In this country-wide movement, wild gift-giving fairies are at large.
All across the country, people are being ding-dong-ditched by mysterious strangers. But this particular case is a bit different from your typical teenage prank. When people open their doors, instead of annoyance, they’re met with a heartwarming surprise.
The movement was started by a group of moms who wished to spread joy during quarantine season. Wine seemed like the universal choice to cheer people up, so they decided to initiate a Facebook group called “Sisterhood of the Traveling Wine.”
From there, women would collect the addresses of wine lovers in their communities and ask which varieties of wine they prefer to receive. They then create a personal gift basket and deliver them to doorsteps, ringing the doorbell and running for cover to keep in line with social distancing. Decked in wings, tutus, and magic wands, participating members call themselves “wine fairies,” and you can "wine" and "be wined" as many times as you'd like.
The idea caught on, and soon people started creating their own wine fairy communities in their region. Active groups currently cover 10 states, and the mystical, do-good fairies hope to eventually launch into all 50. The movement has become so popular that some Facebook communities now total over 78,000 members. Alternative versions of this gift-giving group have also sprung up, including the “Brotherhood of Booze and Beer” and a nonalcoholic version for kids.
"It is a true ding-dong-ditch to bring happiness and to let you feel like you're being supported by an amazing community," Tracy Murley, the founder of Canton Sisterhood of the Traveling Wine, told Good Morning America. "It is not an expectation to receive; it is an opportunity for giving, and when you do receive, you know someone is there for you."
While the group is known best for wine, gift baskets also include coffee and other non-alcoholic drinks, food, and self-care items like face masks and bath bombs, according to Lyssa McClenahan, a member of the Canton chapter.
It’s even grown so large that local businesses are offering items to include in the baskets. A local clothing company in Canton volunteered to make T-shirts for the group and donate 70 percent of the proceeds to a woman's shelter in Ann Arbor, Mich.
According to Facebook group moderators, the baskets not only brighten each other’s day during the coronavirus pandemic, which is often leading to increased feelings of loneliness, but serve as a way to build a community. In the Facebook group, women are connecting and bonding with people around them they’ve never met over things like having similar tastes in wine, being single mothers, or enjoying the same hobbies.
After the pandemic, chapters are hoping to expand the idea to bigger communities with the possibility of in-person gatherings down the line. Cara Rindell, founder of the Raleigh chapter, told Good News Network that they’ve even been receiving messages from cruise lines about a potential cruise sisterhood.

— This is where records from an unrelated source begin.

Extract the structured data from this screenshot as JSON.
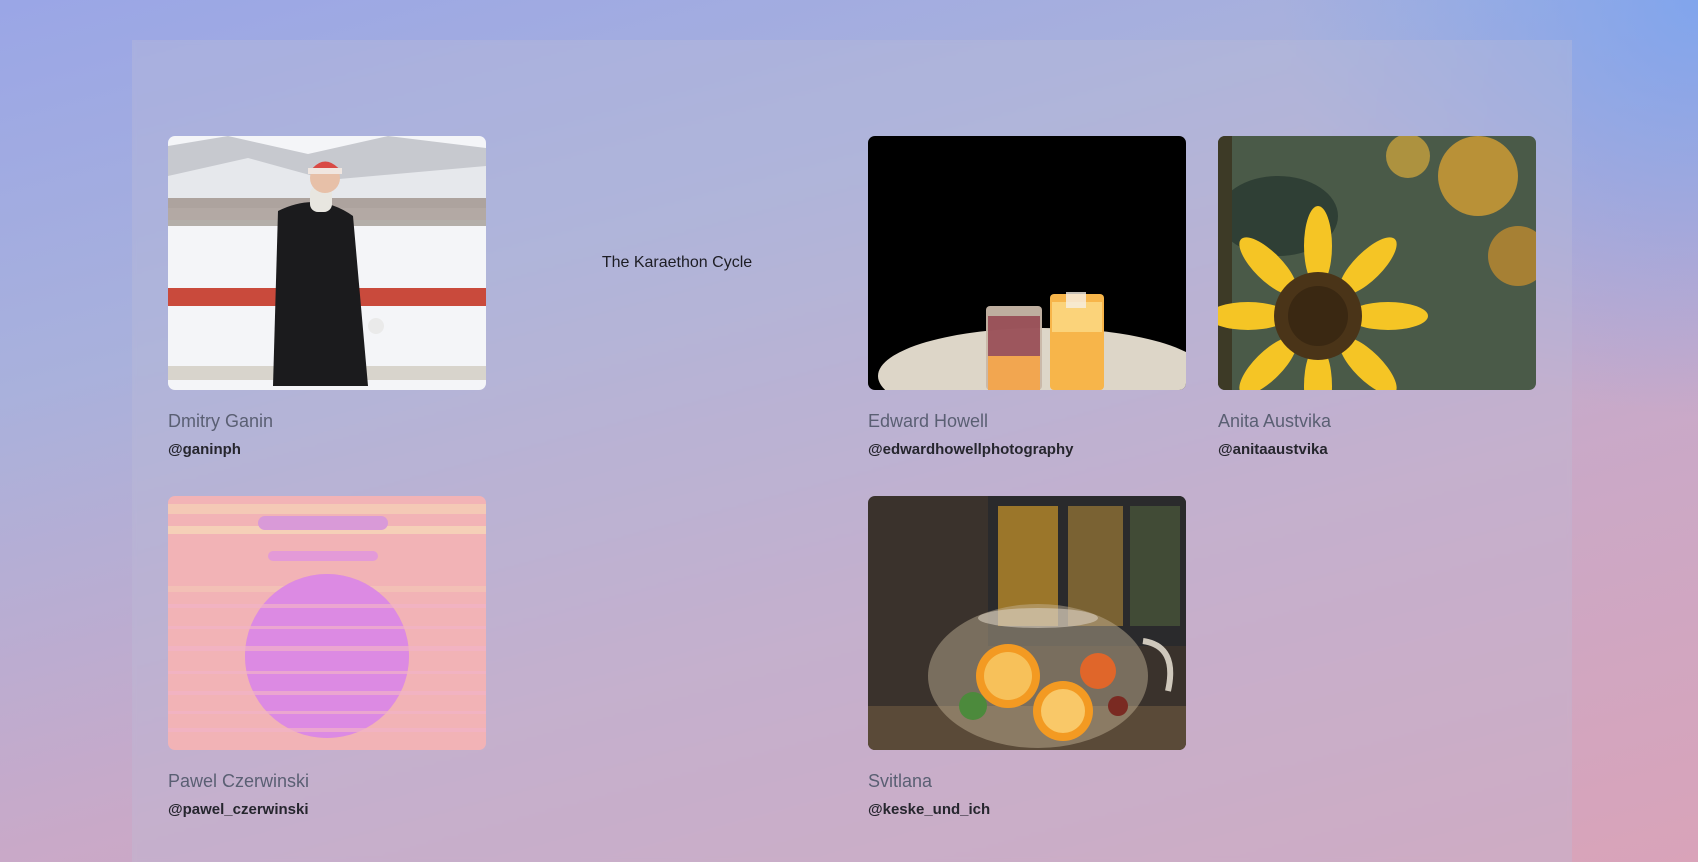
{
  "page": {
    "title": "The Karaethon Cycle"
  },
  "gallery": {
    "cards": [
      {
        "name": "Dmitry Ganin",
        "handle": "@ganinph",
        "image": "woman-in-snow-photo"
      },
      {
        "name": "Edward Howell",
        "handle": "@edwardhowellphotography",
        "image": "cocktails-photo"
      },
      {
        "name": "Anita Austvika",
        "handle": "@anitaaustvika",
        "image": "sunflower-photo"
      },
      {
        "name": "Pawel Czerwinski",
        "handle": "@pawel_czerwinski",
        "image": "glitch-sphere-art"
      },
      {
        "name": "Svitlana",
        "handle": "@keske_und_ich",
        "image": "fruit-tea-teapot-photo"
      }
    ]
  }
}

"We get so lost in everything we do every day and running kids here and there and everywhere and we get so competitive," said Murley. "I think this has really united our community and opened us up to where we're willing to know our neighbor. Maybe it took a pandemic to get us here, but let's not lose it."